Dataset entries:
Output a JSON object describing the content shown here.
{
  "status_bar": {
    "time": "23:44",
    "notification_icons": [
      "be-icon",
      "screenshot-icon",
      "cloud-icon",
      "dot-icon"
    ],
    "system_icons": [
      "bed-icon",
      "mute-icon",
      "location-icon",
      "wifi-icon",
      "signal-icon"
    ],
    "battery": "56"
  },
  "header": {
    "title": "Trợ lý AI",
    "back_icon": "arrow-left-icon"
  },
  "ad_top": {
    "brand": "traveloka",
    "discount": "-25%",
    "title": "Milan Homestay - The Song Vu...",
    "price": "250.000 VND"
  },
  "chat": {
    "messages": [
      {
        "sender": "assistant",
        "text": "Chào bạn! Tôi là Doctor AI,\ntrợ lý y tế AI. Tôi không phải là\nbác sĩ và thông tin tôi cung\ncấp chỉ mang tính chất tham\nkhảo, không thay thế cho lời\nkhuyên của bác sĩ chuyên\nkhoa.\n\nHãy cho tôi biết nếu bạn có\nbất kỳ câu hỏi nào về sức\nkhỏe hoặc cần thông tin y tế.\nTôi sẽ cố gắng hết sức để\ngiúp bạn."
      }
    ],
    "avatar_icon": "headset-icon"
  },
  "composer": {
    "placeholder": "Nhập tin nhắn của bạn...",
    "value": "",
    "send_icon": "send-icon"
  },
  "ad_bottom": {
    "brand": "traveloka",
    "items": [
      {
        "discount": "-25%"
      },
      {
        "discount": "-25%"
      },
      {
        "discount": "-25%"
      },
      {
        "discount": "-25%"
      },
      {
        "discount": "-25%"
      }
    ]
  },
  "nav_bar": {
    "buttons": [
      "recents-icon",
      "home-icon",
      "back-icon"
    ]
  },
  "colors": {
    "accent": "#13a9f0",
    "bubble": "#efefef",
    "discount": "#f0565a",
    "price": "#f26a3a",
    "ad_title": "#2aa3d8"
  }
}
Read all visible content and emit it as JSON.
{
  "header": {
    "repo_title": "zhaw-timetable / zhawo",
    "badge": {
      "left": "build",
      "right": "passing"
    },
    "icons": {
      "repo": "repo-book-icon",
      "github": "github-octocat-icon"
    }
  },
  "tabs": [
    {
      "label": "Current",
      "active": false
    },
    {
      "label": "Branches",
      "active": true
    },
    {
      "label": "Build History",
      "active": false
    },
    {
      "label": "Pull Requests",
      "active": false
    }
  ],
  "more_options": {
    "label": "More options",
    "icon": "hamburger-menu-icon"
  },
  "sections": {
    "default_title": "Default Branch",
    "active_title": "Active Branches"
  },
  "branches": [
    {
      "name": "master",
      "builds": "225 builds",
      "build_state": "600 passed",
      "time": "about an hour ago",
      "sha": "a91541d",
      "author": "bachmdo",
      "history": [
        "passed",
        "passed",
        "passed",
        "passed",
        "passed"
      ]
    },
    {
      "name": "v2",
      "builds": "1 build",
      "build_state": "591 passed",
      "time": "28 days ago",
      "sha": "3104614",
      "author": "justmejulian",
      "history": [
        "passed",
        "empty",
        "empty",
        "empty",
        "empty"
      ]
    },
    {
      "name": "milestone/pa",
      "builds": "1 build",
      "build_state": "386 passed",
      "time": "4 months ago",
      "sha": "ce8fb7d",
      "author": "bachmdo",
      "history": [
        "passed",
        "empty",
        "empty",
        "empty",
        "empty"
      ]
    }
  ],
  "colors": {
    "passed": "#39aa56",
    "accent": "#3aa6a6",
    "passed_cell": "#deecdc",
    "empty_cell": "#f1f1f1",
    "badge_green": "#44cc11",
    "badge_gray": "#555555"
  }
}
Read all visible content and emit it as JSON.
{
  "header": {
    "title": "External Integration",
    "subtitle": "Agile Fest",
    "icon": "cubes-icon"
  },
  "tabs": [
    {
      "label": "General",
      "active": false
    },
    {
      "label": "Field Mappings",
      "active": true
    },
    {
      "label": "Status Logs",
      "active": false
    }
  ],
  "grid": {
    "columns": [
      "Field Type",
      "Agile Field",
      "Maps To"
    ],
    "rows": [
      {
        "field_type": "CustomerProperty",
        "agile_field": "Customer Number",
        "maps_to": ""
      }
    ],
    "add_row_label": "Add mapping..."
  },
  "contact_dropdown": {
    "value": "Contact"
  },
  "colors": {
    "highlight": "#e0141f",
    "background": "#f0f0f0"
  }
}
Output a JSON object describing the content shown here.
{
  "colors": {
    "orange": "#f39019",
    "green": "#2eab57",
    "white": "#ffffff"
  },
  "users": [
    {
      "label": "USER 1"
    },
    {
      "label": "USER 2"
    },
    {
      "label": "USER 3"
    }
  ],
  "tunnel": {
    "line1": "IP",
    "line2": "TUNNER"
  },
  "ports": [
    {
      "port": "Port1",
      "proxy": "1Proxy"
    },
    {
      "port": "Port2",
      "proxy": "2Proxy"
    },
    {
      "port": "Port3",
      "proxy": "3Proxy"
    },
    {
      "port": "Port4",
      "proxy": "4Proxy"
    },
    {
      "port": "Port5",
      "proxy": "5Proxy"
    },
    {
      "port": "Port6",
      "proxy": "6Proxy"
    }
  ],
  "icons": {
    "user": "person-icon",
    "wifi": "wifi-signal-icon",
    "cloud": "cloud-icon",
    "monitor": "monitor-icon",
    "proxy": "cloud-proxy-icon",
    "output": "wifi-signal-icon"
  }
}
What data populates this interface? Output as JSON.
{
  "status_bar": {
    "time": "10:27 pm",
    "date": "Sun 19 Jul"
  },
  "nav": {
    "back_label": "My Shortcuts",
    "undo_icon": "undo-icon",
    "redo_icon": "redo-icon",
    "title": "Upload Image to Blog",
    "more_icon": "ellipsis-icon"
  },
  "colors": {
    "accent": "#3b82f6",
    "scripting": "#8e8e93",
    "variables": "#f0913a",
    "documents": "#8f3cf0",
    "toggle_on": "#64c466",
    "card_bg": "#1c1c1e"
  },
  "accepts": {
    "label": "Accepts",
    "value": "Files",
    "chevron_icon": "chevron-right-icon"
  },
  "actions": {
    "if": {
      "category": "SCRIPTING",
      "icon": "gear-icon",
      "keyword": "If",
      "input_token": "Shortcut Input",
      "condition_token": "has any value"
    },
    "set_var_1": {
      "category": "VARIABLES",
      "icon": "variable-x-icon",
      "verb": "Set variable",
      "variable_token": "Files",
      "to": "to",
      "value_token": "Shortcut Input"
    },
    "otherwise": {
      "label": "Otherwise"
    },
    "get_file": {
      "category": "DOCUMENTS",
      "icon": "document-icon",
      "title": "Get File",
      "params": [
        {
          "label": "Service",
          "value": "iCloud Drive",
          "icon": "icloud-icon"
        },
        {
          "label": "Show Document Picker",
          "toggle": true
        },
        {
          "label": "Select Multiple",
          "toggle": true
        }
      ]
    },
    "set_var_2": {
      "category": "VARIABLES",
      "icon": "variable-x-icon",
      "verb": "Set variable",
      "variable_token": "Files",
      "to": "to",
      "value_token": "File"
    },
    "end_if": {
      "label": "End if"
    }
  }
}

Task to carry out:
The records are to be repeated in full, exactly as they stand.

Reply to the task:
Output a JSON object describing the content shown here.
{
  "status_bar": {
    "time": "23:44",
    "notification_icons": [
      "be-icon",
      "screenshot-icon",
      "cloud-icon",
      "dot-icon"
    ],
    "system_icons": [
      "bed-icon",
      "mute-icon",
      "location-icon",
      "wifi-icon",
      "signal-icon"
    ],
    "battery": "56"
  },
  "header": {
    "title": "Trợ lý AI",
    "back_icon": "arrow-left-icon"
  },
  "ad_top": {
    "brand": "traveloka",
    "discount": "-25%",
    "title": "Milan Homestay - The Song Vu...",
    "price": "250.000 VND"
  },
  "chat": {
    "messages": [
      {
        "sender": "assistant",
        "text": "Chào bạn! Tôi là Doctor AI,\ntrợ lý y tế AI. Tôi không phải là\nbác sĩ và thông tin tôi cung\ncấp chỉ mang tính chất tham\nkhảo, không thay thế cho lời\nkhuyên của bác sĩ chuyên\nkhoa.\n\nHãy cho tôi biết nếu bạn có\nbất kỳ câu hỏi nào về sức\nkhỏe hoặc cần thông tin y tế.\nTôi sẽ cố gắng hết sức để\ngiúp bạn."
      }
    ],
    "avatar_icon": "headset-icon"
  },
  "composer": {
    "placeholder": "Nhập tin nhắn của bạn...",
    "value": "",
    "send_icon": "send-icon"
  },
  "ad_bottom": {
    "brand": "traveloka",
    "items": [
      {
        "discount": "-25%"
      },
      {
        "discount": "-25%"
      },
      {
        "discount": "-25%"
      },
      {
        "discount": "-25%"
      },
      {
        "discount": "-25%"
      }
    ]
  },
  "nav_bar": {
    "buttons": [
      "recents-icon",
      "home-icon",
      "back-icon"
    ]
  },
  "colors": {
    "accent": "#13a9f0",
    "bubble": "#efefef",
    "discount": "#f0565a",
    "price": "#f26a3a",
    "ad_title": "#2aa3d8"
  }
}
Read all visible content and emit it as JSON.
{
  "header": {
    "repo_title": "zhaw-timetable / zhawo",
    "badge": {
      "left": "build",
      "right": "passing"
    },
    "icons": {
      "repo": "repo-book-icon",
      "github": "github-octocat-icon"
    }
  },
  "tabs": [
    {
      "label": "Current",
      "active": false
    },
    {
      "label": "Branches",
      "active": true
    },
    {
      "label": "Build History",
      "active": false
    },
    {
      "label": "Pull Requests",
      "active": false
    }
  ],
  "more_options": {
    "label": "More options",
    "icon": "hamburger-menu-icon"
  },
  "sections": {
    "default_title": "Default Branch",
    "active_title": "Active Branches"
  },
  "branches": [
    {
      "name": "master",
      "builds": "225 builds",
      "build_state": "600 passed",
      "time": "about an hour ago",
      "sha": "a91541d",
      "author": "bachmdo",
      "history": [
        "passed",
        "passed",
        "passed",
        "passed",
        "passed"
      ]
    },
    {
      "name": "v2",
      "builds": "1 build",
      "build_state": "591 passed",
      "time": "28 days ago",
      "sha": "3104614",
      "author": "justmejulian",
      "history": [
        "passed",
        "empty",
        "empty",
        "empty",
        "empty"
      ]
    },
    {
      "name": "milestone/pa",
      "builds": "1 build",
      "build_state": "386 passed",
      "time": "4 months ago",
      "sha": "ce8fb7d",
      "author": "bachmdo",
      "history": [
        "passed",
        "empty",
        "empty",
        "empty",
        "empty"
      ]
    }
  ],
  "colors": {
    "passed": "#39aa56",
    "accent": "#3aa6a6",
    "passed_cell": "#deecdc",
    "empty_cell": "#f1f1f1",
    "badge_green": "#44cc11",
    "badge_gray": "#555555"
  }
}
Read all visible content and emit it as JSON.
{
  "header": {
    "title": "External Integration",
    "subtitle": "Agile Fest",
    "icon": "cubes-icon"
  },
  "tabs": [
    {
      "label": "General",
      "active": false
    },
    {
      "label": "Field Mappings",
      "active": true
    },
    {
      "label": "Status Logs",
      "active": false
    }
  ],
  "grid": {
    "columns": [
      "Field Type",
      "Agile Field",
      "Maps To"
    ],
    "rows": [
      {
        "field_type": "CustomerProperty",
        "agile_field": "Customer Number",
        "maps_to": ""
      }
    ],
    "add_row_label": "Add mapping..."
  },
  "contact_dropdown": {
    "value": "Contact"
  },
  "colors": {
    "highlight": "#e0141f",
    "background": "#f0f0f0"
  }
}
Output a JSON object describing the content shown here.
{
  "colors": {
    "orange": "#f39019",
    "green": "#2eab57",
    "white": "#ffffff"
  },
  "users": [
    {
      "label": "USER 1"
    },
    {
      "label": "USER 2"
    },
    {
      "label": "USER 3"
    }
  ],
  "tunnel": {
    "line1": "IP",
    "line2": "TUNNER"
  },
  "ports": [
    {
      "port": "Port1",
      "proxy": "1Proxy"
    },
    {
      "port": "Port2",
      "proxy": "2Proxy"
    },
    {
      "port": "Port3",
      "proxy": "3Proxy"
    },
    {
      "port": "Port4",
      "proxy": "4Proxy"
    },
    {
      "port": "Port5",
      "proxy": "5Proxy"
    },
    {
      "port": "Port6",
      "proxy": "6Proxy"
    }
  ],
  "icons": {
    "user": "person-icon",
    "wifi": "wifi-signal-icon",
    "cloud": "cloud-icon",
    "monitor": "monitor-icon",
    "proxy": "cloud-proxy-icon",
    "output": "wifi-signal-icon"
  }
}
What data populates this interface? Output as JSON.
{
  "status_bar": {
    "time": "10:27 pm",
    "date": "Sun 19 Jul"
  },
  "nav": {
    "back_label": "My Shortcuts",
    "undo_icon": "undo-icon",
    "redo_icon": "redo-icon",
    "title": "Upload Image to Blog",
    "more_icon": "ellipsis-icon"
  },
  "colors": {
    "accent": "#3b82f6",
    "scripting": "#8e8e93",
    "variables": "#f0913a",
    "documents": "#8f3cf0",
    "toggle_on": "#64c466",
    "card_bg": "#1c1c1e"
  },
  "accepts": {
    "label": "Accepts",
    "value": "Files",
    "chevron_icon": "chevron-right-icon"
  },
  "actions": {
    "if": {
      "category": "SCRIPTING",
      "icon": "gear-icon",
      "keyword": "If",
      "input_token": "Shortcut Input",
      "condition_token": "has any value"
    },
    "set_var_1": {
      "category": "VARIABLES",
      "icon": "variable-x-icon",
      "verb": "Set variable",
      "variable_token": "Files",
      "to": "to",
      "value_token": "Shortcut Input"
    },
    "otherwise": {
      "label": "Otherwise"
    },
    "get_file": {
      "category": "DOCUMENTS",
      "icon": "document-icon",
      "title": "Get File",
      "params": [
        {
          "label": "Service",
          "value": "iCloud Drive",
          "icon": "icloud-icon"
        },
        {
          "label": "Show Document Picker",
          "toggle": true
        },
        {
          "label": "Select Multiple",
          "toggle": true
        }
      ]
    },
    "set_var_2": {
      "category": "VARIABLES",
      "icon": "variable-x-icon",
      "verb": "Set variable",
      "variable_token": "Files",
      "to": "to",
      "value_token": "File"
    },
    "end_if": {
      "label": "End if"
    }
  }
}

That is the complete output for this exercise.